What I Have Seen and Heard
Published: December 1, 2005
It came to pass last Saturday evening with much less fanfare and attention than the start of the shopping season received nationally only the day before. Few people even noticed its beginning. Advent more often than not begins quietly with a simple change of color of vestments, with the first display and lighting of the Advent wreath and with the replacement of the Ordo (the liturgical calendar) in the sacristy.
Advent imparts a gentle opening. Yet without these serene four weeks of preparation, even the Church herself might be at the very mercy of the highly commercialized frenzy of shopping, decorating, cooking and festive events that we now all too frequently call the holiday season. I hate that term!
Advent is a season for the heart and soul. It is the buffer that keeps the Christian spirit from rushing headlong into the events of Salvation that are all too often forgotten in the rush of this time of year. Jesus is the long awaited Messiah, promised in the Old Testament through the Prophets and fulfilled in the New Testament and accompanied by the longing of the events of the history of Salvation.
God took His own “sweet time” in sending us the One who would save us from ourselves—from our selfishness and hatred, from our greed and fears, from our pettiness and hard-heartedness. We should not rush into the Mystery of Christ’s Birth without a sense of yearning and hope. That is what Advent does for the heart of the Church. It allows us to enjoy longing and anticipation—not restlessness and melancholy.

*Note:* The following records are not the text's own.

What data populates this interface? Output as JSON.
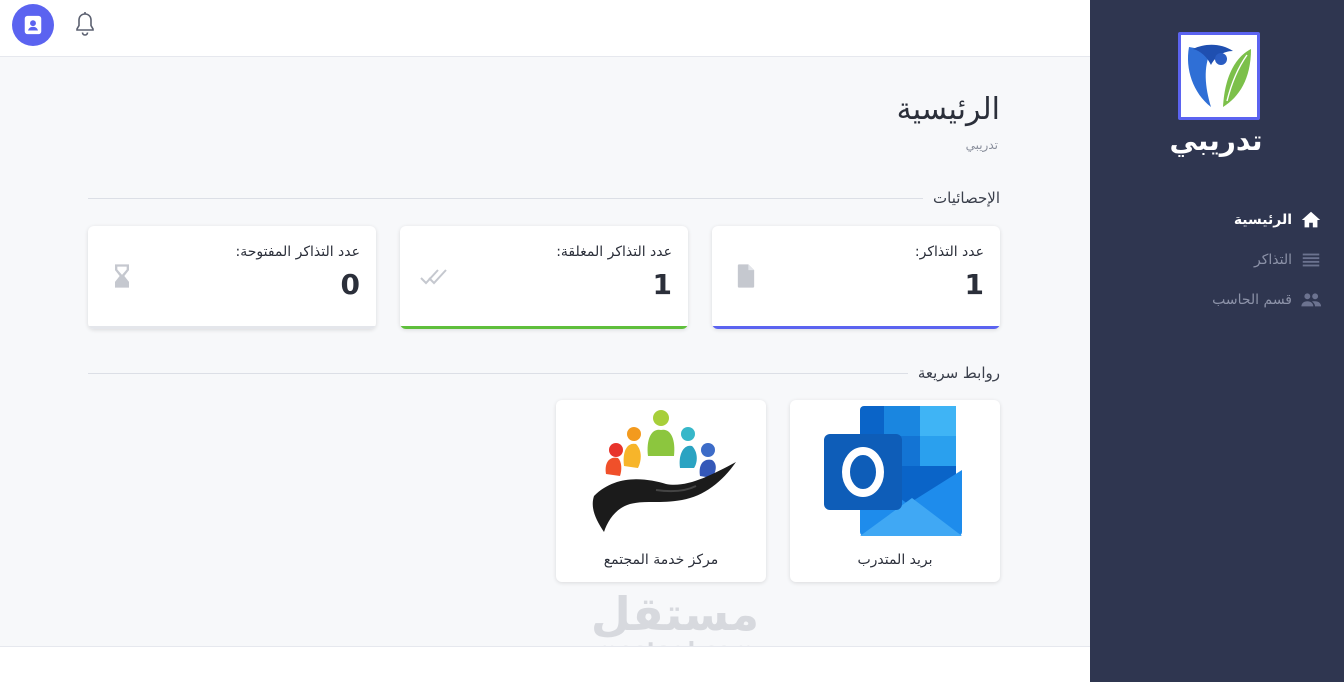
{
  "sidebar": {
    "brand_name": "تدريبي",
    "items": [
      {
        "label": "الرئيسية",
        "icon": "home-icon",
        "active": true
      },
      {
        "label": "التذاكر",
        "icon": "list-icon",
        "active": false
      },
      {
        "label": "قسم الحاسب",
        "icon": "group-icon",
        "active": false
      }
    ]
  },
  "topbar": {
    "profile_icon": "contact-card-icon",
    "notification_icon": "bell-icon"
  },
  "page": {
    "title": "الرئيسية",
    "subtitle": "تدريبي"
  },
  "stats_section": {
    "heading": "الإحصائيات",
    "cards": [
      {
        "label": "عدد التذاكر:",
        "value": "1",
        "icon": "file-icon",
        "accent": "#5b63f0"
      },
      {
        "label": "عدد التذاكر المغلقة:",
        "value": "1",
        "icon": "double-check-icon",
        "accent": "#5fbf3c"
      },
      {
        "label": "عدد التذاكر المفتوحة:",
        "value": "0",
        "icon": "hourglass-icon",
        "accent": "#ffffff"
      }
    ]
  },
  "links_section": {
    "heading": "روابط سريعة",
    "links": [
      {
        "label": "بريد المتدرب",
        "icon": "outlook-icon"
      },
      {
        "label": "مركز خدمة المجتمع",
        "icon": "community-hands-icon"
      }
    ]
  },
  "watermark": {
    "arabic": "مستقل",
    "latin": "mostaql.com"
  },
  "colors": {
    "sidebar_bg": "#2f3650",
    "accent": "#5b63f0",
    "success": "#5fbf3c",
    "page_bg": "#f7f8fa"
  }
}
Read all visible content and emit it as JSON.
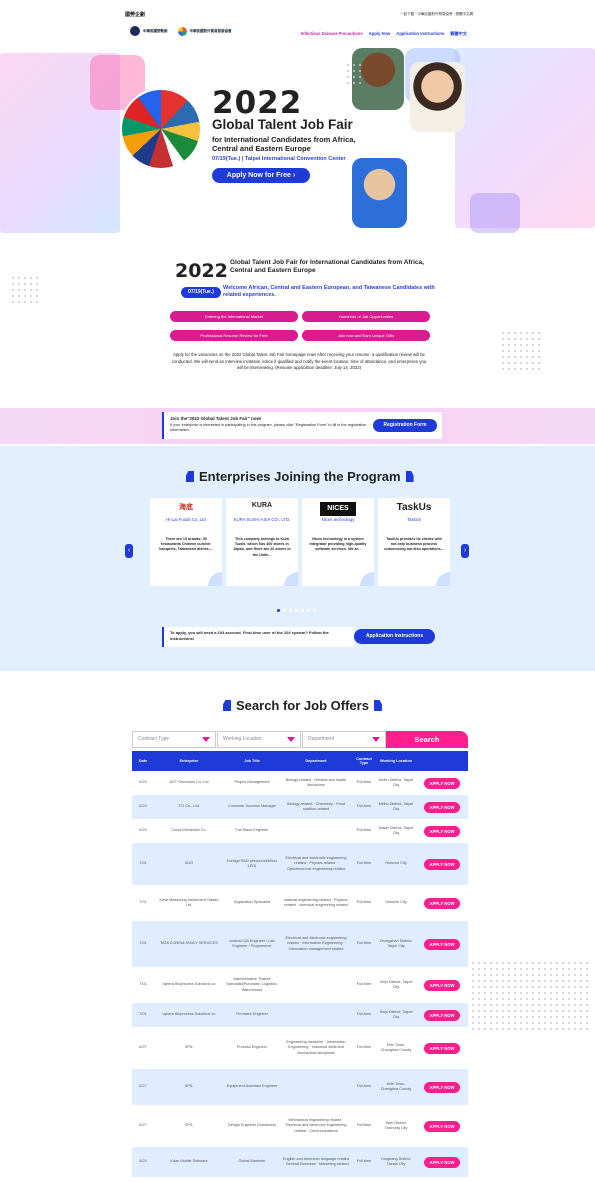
{
  "topbar": {
    "siteid": "國勞企劃",
    "links": "一起下載 · 中華民國對外貿易協會 · 簡體中文網"
  },
  "logos": [
    {
      "label": "中華民國勞動部"
    },
    {
      "label": "中華民國對外貿易發展協會"
    }
  ],
  "nav": [
    "Infectious Disease Precautions",
    "Apply Now",
    "Application Instructions",
    "繁體中文"
  ],
  "hero": {
    "year": "2022",
    "title": "Global Talent Job Fair",
    "subtitle": "for International Candidates from Africa, Central and Eastern Europe",
    "date": "07/19(Tue.) | Taipei International Convention Center",
    "apply": "Apply Now for Free  ›"
  },
  "intro": {
    "year": "2022",
    "title": "Global Talent Job Fair for International Candidates from Africa, Central and Eastern Europe",
    "badge": "07/19(Tue.)",
    "welcome": "Welcome African, Central and Eastern European, and Taiwanese Candidates with related experiences.",
    "pills": [
      "Entering the International Market",
      "Hundreds of Job Opportunities",
      "Professional Resume Review for Free",
      "Join now and Earn Unique Gifts"
    ],
    "para": "Apply for the vacancies on the 2022 Global Talent Job Fair homepage now! After receiving your resume, a qualification review will be conducted. We will send an interview invitation notice if qualified and notify the event location, time of attendance, and enterprises you will be interviewing. (Resume application deadline: July 14, 2022)"
  },
  "registration": {
    "title": "Join the\"2022 Global Talent Job Fair\" now!",
    "text": "If your enterprise is interested in participating in this program, please click \"Registration Form\" to fill in the registration information.",
    "button": "Registration Form"
  },
  "enterprises": {
    "title": "Enterprises Joining the Program",
    "cards": [
      {
        "logo": "海底",
        "name": "Hi-Lai Foods Co.,Ltd",
        "desc": "There are 19 brands; 49 restaurants Chinese cuisine: banquets, Taiwanese dishes,..."
      },
      {
        "logo": "KURA",
        "name": "KURA SUSHI ASIA CO., LTD.",
        "desc": "This company belongs to Kura Sushi, which has 400 stores in Japan, and there are 20 stores in the Unite..."
      },
      {
        "logo": "NICES",
        "name": "Nices technology",
        "desc": "Nices technology is a system integrator providing high-quality software services. We ar..."
      },
      {
        "logo": "TaskUs",
        "name": "TaskUs",
        "desc": "TaskUs provides its clients with not only business process outsourcing but also operations..."
      }
    ],
    "apply_text": "To apply, you will need a 104 account. First-time user of the 104 system? Follow the instructions!",
    "apply_button": "Application Instructions"
  },
  "jobs": {
    "title": "Search for Job Offers",
    "filters": [
      "Contract Type",
      "Working Location",
      "Department"
    ],
    "search": "Search",
    "headers": [
      "Date",
      "Enterprise",
      "Job Title",
      "Department",
      "Contract Type",
      "Working Location",
      ""
    ],
    "apply_label": "APPLY NOW",
    "rows": [
      [
        "6/24",
        "ACT Genomics Co. Ltd",
        "Project Management",
        "Biology-related · Medical and health disciplines",
        "Full-time",
        "Neihu District, Taipei City"
      ],
      [
        "6/24",
        "TCI Co., Ltd.",
        "Customer Success Manager",
        "Biology-related · Chemistry · Food nutrition-related",
        "Full-time",
        "Neihu District, Taipei City"
      ],
      [
        "6/24",
        "Cloud Interactive Co.",
        "Full Stack Engineer",
        "",
        "Full-time",
        "Datan District, Taipei City"
      ],
      [
        "7/01",
        "AUO",
        "Foreign R&D personnel(Micro LED)",
        "Electrical and electronic engineering related · Physics-related · Optoelectronic engineering related",
        "Full-time",
        "Hsinchu City"
      ],
      [
        "7/01",
        "Kinal Measuring Instrument Taiwan Ltd.",
        "Application Specialist",
        "material engineering related · Physics-related · chemical engineering related",
        "Full-time",
        "Hsinchu City"
      ],
      [
        "7/01",
        "TATA CONSULTANCY SERVICES",
        "Android QA Engineer / Lab Engineer / Programmer",
        "Electrical and electronic engineering related · Information Engineering · Information management related",
        "Full-time",
        "Zhongshan District, Taipei City"
      ],
      [
        "7/01",
        "cybera Bioprocess Solutions co",
        "Administrative Trainee Specialist(Purchase, Logistics, Warehouse)",
        "",
        "Full-time",
        "Xinyi District, Taipei City"
      ],
      [
        "7/01",
        "cybera Bioprocess Solutions co",
        "Firmware Engineer",
        "",
        "Full-time",
        "Xinyi District, Taipei City"
      ],
      [
        "6/27",
        "SPIL",
        "Process Engineer",
        "Engineering discipline · Information Engineering · Industrial skills and mechanical disciplines",
        "Full-time",
        "Erlin Town, Changhua County"
      ],
      [
        "6/27",
        "SPIL",
        "Equipment Assistant Engineer",
        "",
        "Full-time",
        "Erlin Town, Changhua County"
      ],
      [
        "6/27",
        "SPIL",
        "Design Engineer (Substrate)",
        "Mechanical engineering related · Electrical and electronic engineering related · Communications",
        "Full-time",
        "Tatzi District, Taichung City"
      ],
      [
        "6/24",
        "Kdan Mobile Software",
        "Global Marketer",
        "English and American language related · General Business · Marketing-related",
        "Full-time",
        "Yonghang District, Tainan City"
      ]
    ]
  }
}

Our cherished little ones will soon grow so anxious during this season urged on by commercials and advertising promotions that by Christmas Eve parents will literally chuckle at their level of animation and exhilaration.
The Church savors Advent like a fine wine that grows more flavorful and robust with each sip. We need Advent to remember that God is in charge of Salvation and not Macy’s, Target, Costco, Sam’s Club or Bloomingdale’s.
The greatest Gift that we all need to anticipate will come not wrapped in fancy paper, but in swaddling.
The newspapers this past week were filled with ads and sales—and that is to be expected. Last Friday was called “Black Friday” in hopes that the merchants will enjoy a prosperous season—and I pray that they do!
Folks lined up for hours before the opening of the shopping season. Parades from New York to Los Angeles began the official “holiday season.”
And quietly the Church began a new liturgical year last Saturday at sunset—changing green for purple while detecting the obvious shadows of the season. We began the time of watching and waiting for the One who gives Light, Hope and Joy, not only to this time of year, but to every day of our lives.
Enjoy this season that leads to our Redeemer! And please don’t ever call it the holiday season because there is something far more important that we await than a nice package wrapped in beautiful paper at the end! There are more wondrous moments that we hope for than the many Christmas parties that will soon flourish. Advent prepares all of us for an eternity made secure in Christ Jesus—the Gift that keeps on giving – forever!